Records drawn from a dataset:
- Opening Delimiter -

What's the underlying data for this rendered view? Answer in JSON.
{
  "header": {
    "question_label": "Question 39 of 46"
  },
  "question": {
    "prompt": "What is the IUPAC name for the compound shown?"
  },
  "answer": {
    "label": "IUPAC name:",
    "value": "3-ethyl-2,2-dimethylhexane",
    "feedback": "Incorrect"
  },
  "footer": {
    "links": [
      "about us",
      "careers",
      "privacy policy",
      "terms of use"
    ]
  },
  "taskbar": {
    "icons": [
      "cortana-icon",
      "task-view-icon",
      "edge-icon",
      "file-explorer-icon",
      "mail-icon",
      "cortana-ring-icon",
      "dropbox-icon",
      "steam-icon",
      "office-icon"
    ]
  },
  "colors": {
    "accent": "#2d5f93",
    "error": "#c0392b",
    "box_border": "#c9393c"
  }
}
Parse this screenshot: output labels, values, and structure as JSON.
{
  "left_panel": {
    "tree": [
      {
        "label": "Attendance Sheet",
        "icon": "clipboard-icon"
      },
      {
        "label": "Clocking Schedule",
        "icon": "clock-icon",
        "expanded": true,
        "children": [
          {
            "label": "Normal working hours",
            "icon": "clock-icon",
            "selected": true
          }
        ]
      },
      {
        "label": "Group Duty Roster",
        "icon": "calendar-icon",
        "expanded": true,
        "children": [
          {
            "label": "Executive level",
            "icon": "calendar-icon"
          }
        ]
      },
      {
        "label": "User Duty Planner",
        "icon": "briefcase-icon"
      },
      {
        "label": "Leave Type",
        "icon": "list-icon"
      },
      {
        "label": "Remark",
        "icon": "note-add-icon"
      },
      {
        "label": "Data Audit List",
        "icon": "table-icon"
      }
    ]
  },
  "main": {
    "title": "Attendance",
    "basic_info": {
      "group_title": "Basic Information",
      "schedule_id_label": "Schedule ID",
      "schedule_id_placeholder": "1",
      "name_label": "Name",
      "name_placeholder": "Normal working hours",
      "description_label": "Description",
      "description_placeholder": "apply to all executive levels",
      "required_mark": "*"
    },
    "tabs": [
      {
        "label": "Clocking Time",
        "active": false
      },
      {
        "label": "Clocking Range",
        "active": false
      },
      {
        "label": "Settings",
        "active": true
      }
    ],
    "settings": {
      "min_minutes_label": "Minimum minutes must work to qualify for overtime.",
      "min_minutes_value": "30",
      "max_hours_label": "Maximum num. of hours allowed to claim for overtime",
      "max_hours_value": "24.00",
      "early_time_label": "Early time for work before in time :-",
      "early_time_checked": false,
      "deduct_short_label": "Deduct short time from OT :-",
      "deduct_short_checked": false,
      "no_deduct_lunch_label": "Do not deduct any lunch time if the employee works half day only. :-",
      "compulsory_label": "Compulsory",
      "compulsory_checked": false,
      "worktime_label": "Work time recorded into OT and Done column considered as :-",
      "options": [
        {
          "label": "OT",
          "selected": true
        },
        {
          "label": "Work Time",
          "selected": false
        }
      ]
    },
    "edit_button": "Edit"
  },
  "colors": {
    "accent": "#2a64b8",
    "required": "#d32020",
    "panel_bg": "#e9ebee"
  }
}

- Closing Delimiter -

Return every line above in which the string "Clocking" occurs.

        "label": "Clocking Schedule",
        "label": "Clocking Time",
        "label": "Clocking Range",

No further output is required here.